Lisa’s “field report” from her encounter with Daisy reveals a kind of insanity that is different from Lisa’s own wild rage, Polly’s slowly-simmering inner fears, or even Susanna’s bewildered instability. Daisy is methodical and ritualistic. The strangeness of her obsession with rotisserie chicken is contrasted by her meticulous approach to consuming them. The ritual obviously means something to Daisy, though what that could be remains unclear.
Georgina asks Lisa why Daisy does this, but Lisa answers that she doesn’t know. Polly asks about the laxatives, and Lisa answers that Daisy needs them due to all the chicken she’s consuming. Georgina is unsatisfied, knowing that there is “more to this than meets the eye,” but Lisa proclaims that aside from gaining access to Daisy’s room there’s nothing more she can do.
The other girls on the ward, unsatisfied to have answers to Daisy’s method but not the madness behind it, continue to speculate on what could be fueling Daisy’s peculiar and unsettling habits of binging and purging, through the use of laxatives, chicken after chicken after chicken.
Later that week, Daisy announces boastfully that her father has purchased an apartment for her for Christmas. Lisa gossips to the other girls, claiming that the apartment is a “love nest.” Georgina asks Daisy several questions about the apartment, which the proud Daisy is all too happy to answer. She describes the apartment as a one-bedroom with an L-shaped living room and an “eat-in chicken.” Georgina corrects her: she meant to say eat-in kitchen. Georgina asks Daisy what she likes best about the apartment, and Daisy answers that it’s the sign out front, which reads, “If you lived here, you’d be home now.” Daisy leaves McLean shortly thereafter to spend Christmas in her new apartment.
Daisy is boastful and a bit haughty about her father having bought her an apartment. Even as she regales the girls with descriptions of her exciting new “nest,” shimmers of her insanity—and her obsession with chicken—slip through. The apartment, the ritual eating and expelling of the chickens, and Daisy’s relationship to her father all seem to be linked, but even as Daisy departs, there are no answers that any of the girls can discern.
One May, the girls are called to a special Hall Meeting, in which the head nurse announces that Daisy committed suicide the previous day in her new apartment.
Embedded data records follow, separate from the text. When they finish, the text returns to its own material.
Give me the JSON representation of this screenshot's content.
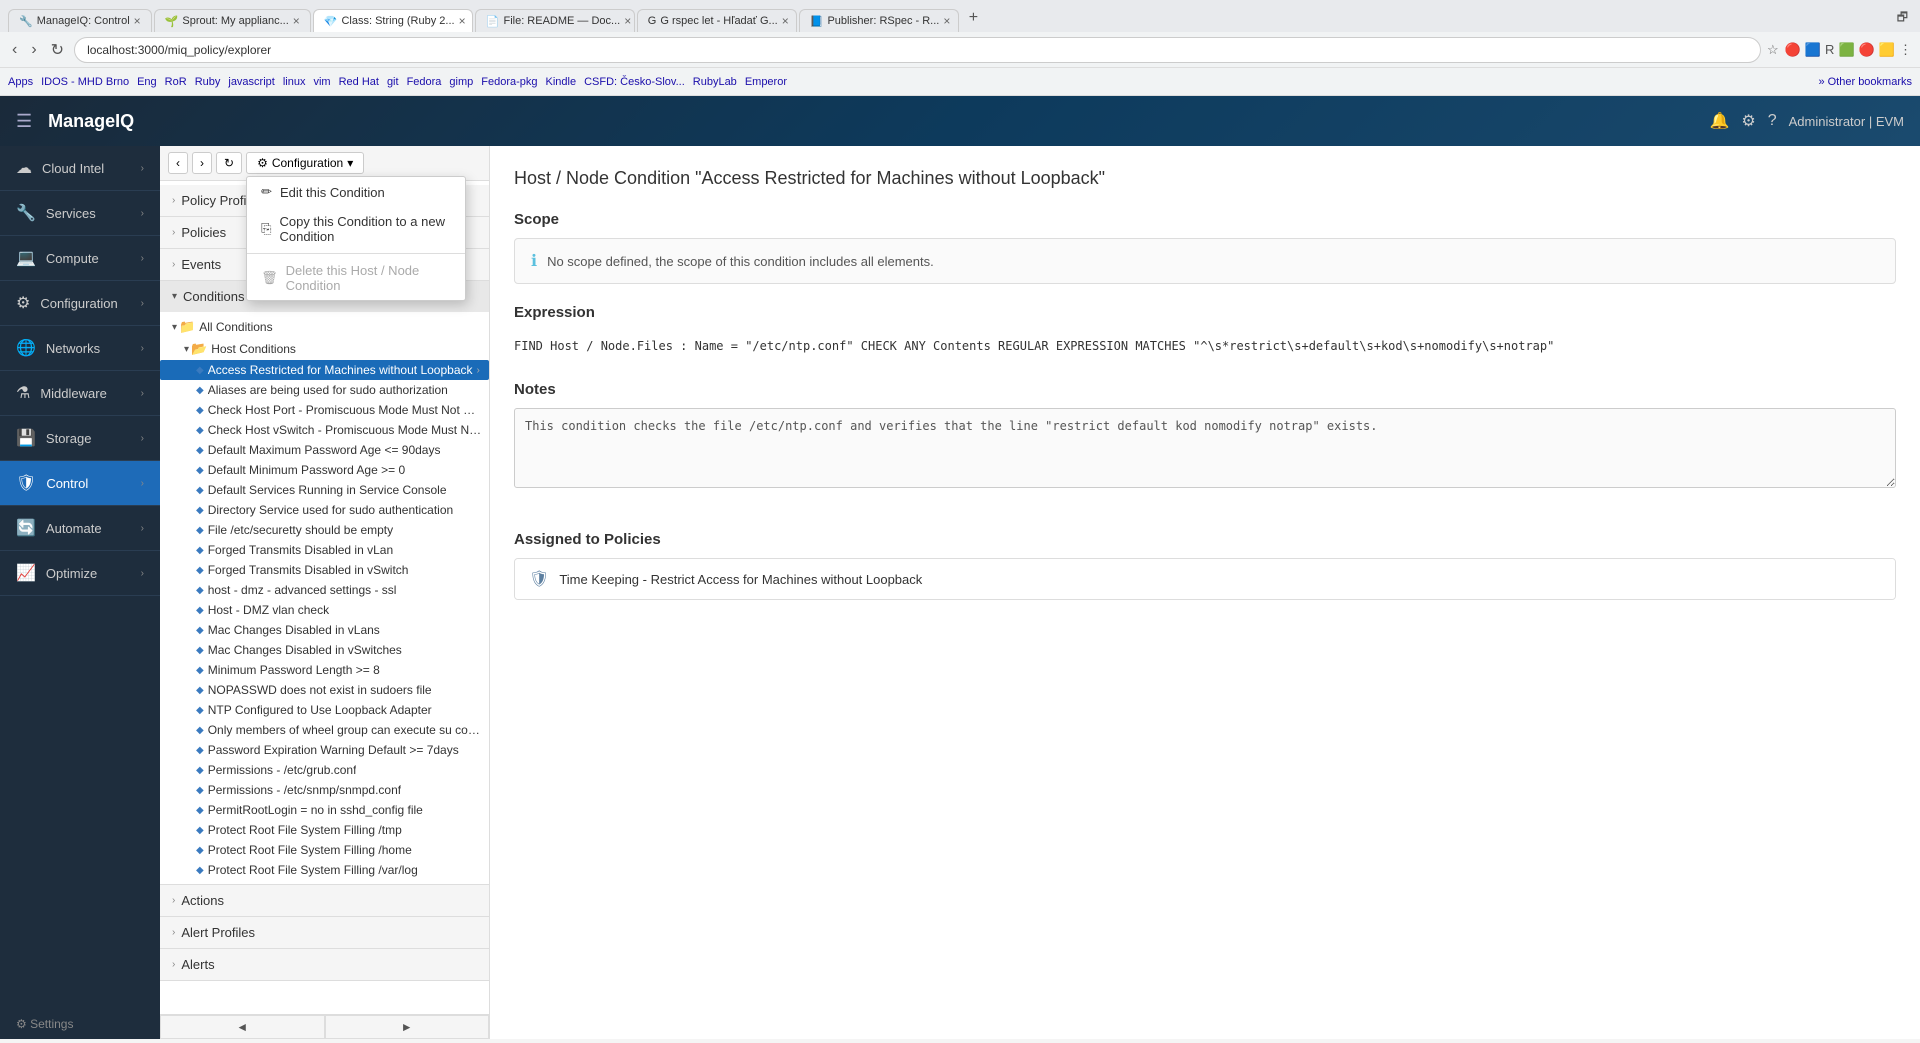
{
  "browser": {
    "tabs": [
      {
        "id": "tab1",
        "label": "ManageIQ: Control",
        "active": false,
        "favicon": "🔧"
      },
      {
        "id": "tab2",
        "label": "Sprout: My applianc...",
        "active": false,
        "favicon": "🌱"
      },
      {
        "id": "tab3",
        "label": "Class: String (Ruby 2...",
        "active": true,
        "favicon": "💎"
      },
      {
        "id": "tab4",
        "label": "File: README — Doc...",
        "active": false,
        "favicon": "📄"
      },
      {
        "id": "tab5",
        "label": "G rspec let - Hľadať G...",
        "active": false,
        "favicon": "G"
      },
      {
        "id": "tab6",
        "label": "Publisher: RSpec - R...",
        "active": false,
        "favicon": "📘"
      }
    ],
    "address": "localhost:3000/miq_policy/explorer",
    "bookmarks": [
      "Apps",
      "IDOS - MHD Brno",
      "Eng",
      "RoR",
      "Ruby",
      "javascript",
      "linux",
      "vim",
      "Red Hat",
      "git",
      "Fedora",
      "gimp",
      "Fedora-pkg",
      "Kindle",
      "CSFD: Česko-Slov...",
      "RubyLab",
      "Emperor",
      "Other bookmarks"
    ]
  },
  "topnav": {
    "app_name": "ManageIQ",
    "user_label": "Administrator | EVM"
  },
  "sidebar": {
    "items": [
      {
        "id": "cloud-intel",
        "label": "Cloud Intel",
        "icon": "☁"
      },
      {
        "id": "services",
        "label": "Services",
        "icon": "🔧"
      },
      {
        "id": "compute",
        "label": "Compute",
        "icon": "💻"
      },
      {
        "id": "configuration",
        "label": "Configuration",
        "icon": "⚙"
      },
      {
        "id": "networks",
        "label": "Networks",
        "icon": "🌐"
      },
      {
        "id": "middleware",
        "label": "Middleware",
        "icon": "⚗"
      },
      {
        "id": "storage",
        "label": "Storage",
        "icon": "💾"
      },
      {
        "id": "control",
        "label": "Control",
        "icon": "🛡",
        "active": true
      },
      {
        "id": "automate",
        "label": "Automate",
        "icon": "🔄"
      },
      {
        "id": "optimize",
        "label": "Optimize",
        "icon": "📈"
      }
    ]
  },
  "tree_toolbar": {
    "back_label": "‹",
    "forward_label": "›",
    "refresh_label": "↻",
    "config_label": "Configuration",
    "config_icon": "⚙",
    "dropdown_arrow": "▾"
  },
  "dropdown_menu": {
    "items": [
      {
        "id": "edit",
        "label": "Edit this Condition",
        "icon": "✏",
        "disabled": false
      },
      {
        "id": "copy",
        "label": "Copy this Condition to a new Condition",
        "icon": "⎘",
        "disabled": false
      },
      {
        "id": "delete",
        "label": "Delete this Host / Node Condition",
        "icon": "🗑",
        "disabled": true
      }
    ]
  },
  "left_panel": {
    "sections": [
      {
        "id": "policy-profiles",
        "label": "Policy Profiles",
        "expanded": false
      },
      {
        "id": "policies",
        "label": "Policies",
        "expanded": false
      },
      {
        "id": "events",
        "label": "Events",
        "expanded": false
      },
      {
        "id": "conditions",
        "label": "Conditions",
        "expanded": true
      }
    ],
    "bottom_sections": [
      {
        "id": "actions",
        "label": "Actions"
      },
      {
        "id": "alert-profiles",
        "label": "Alert Profiles"
      },
      {
        "id": "alerts",
        "label": "Alerts"
      }
    ]
  },
  "tree": {
    "all_conditions": {
      "label": "All Conditions",
      "expanded": true
    },
    "host_conditions": {
      "label": "Host Conditions",
      "expanded": true
    },
    "selected_item": "Access Restricted for Machines without Loopback",
    "items": [
      "Access Restricted for Machines without Loopback",
      "Aliases are being used for sudo authorization",
      "Check Host Port - Promiscuous Mode Must Not Be E...",
      "Check Host vSwitch - Promiscuous Mode Must Not B...",
      "Default Maximum Password Age <= 90days",
      "Default Minimum Password Age >= 0",
      "Default Services Running in Service Console",
      "Directory Service used for sudo authentication",
      "File /etc/securetty should be empty",
      "Forged Transmits Disabled in vLan",
      "Forged Transmits Disabled in vSwitch",
      "host - dmz - advanced settings - ssl",
      "Host - DMZ vlan check",
      "Mac Changes Disabled in vLans",
      "Mac Changes Disabled in vSwitches",
      "Minimum Password Length >= 8",
      "NOPASSWD does not exist in sudoers file",
      "NTP Configured to Use Loopback Adapter",
      "Only members of wheel group can execute su comm...",
      "Password Expiration Warning Default >= 7days",
      "Permissions - /etc/grub.conf",
      "Permissions - /etc/snmp/snmpd.conf",
      "PermitRootLogin = no in sshd_config file",
      "Protect Root File System Filling /tmp",
      "Protect Root File System Filling /home",
      "Protect Root File System Filling /var/log"
    ]
  },
  "detail": {
    "title": "Host / Node Condition \"Access Restricted for Machines without Loopback\"",
    "scope_heading": "Scope",
    "scope_info": "No scope defined, the scope of this condition includes all elements.",
    "expression_heading": "Expression",
    "expression_text": "FIND Host / Node.Files : Name = \"/etc/ntp.conf\" CHECK ANY Contents REGULAR EXPRESSION MATCHES \"^\\s*restrict\\s+default\\s+kod\\s+nomodify\\s+notrap\"",
    "notes_heading": "Notes",
    "notes_text": "This condition checks the file /etc/ntp.conf and verifies that the line \"restrict default kod nomodify notrap\" exists.",
    "assigned_heading": "Assigned to Policies",
    "assigned_policies": [
      {
        "label": "Time Keeping - Restrict Access for Machines without Loopback"
      }
    ]
  }
}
The girls clamor for details, but the head nurse insists that they aren’t important. Lisa points out that yesterday was Daisy’s birthday, and all of the patients share a moment of silence in Daisy’s honor.
Daisy’s lonely life comes to an equally lonely end as the girls on the ward receive news of her suicide. Daisy’s attempt is the third so far in the book, but the first successful one—she has succeeded where Susanna and Polly had earlier failed.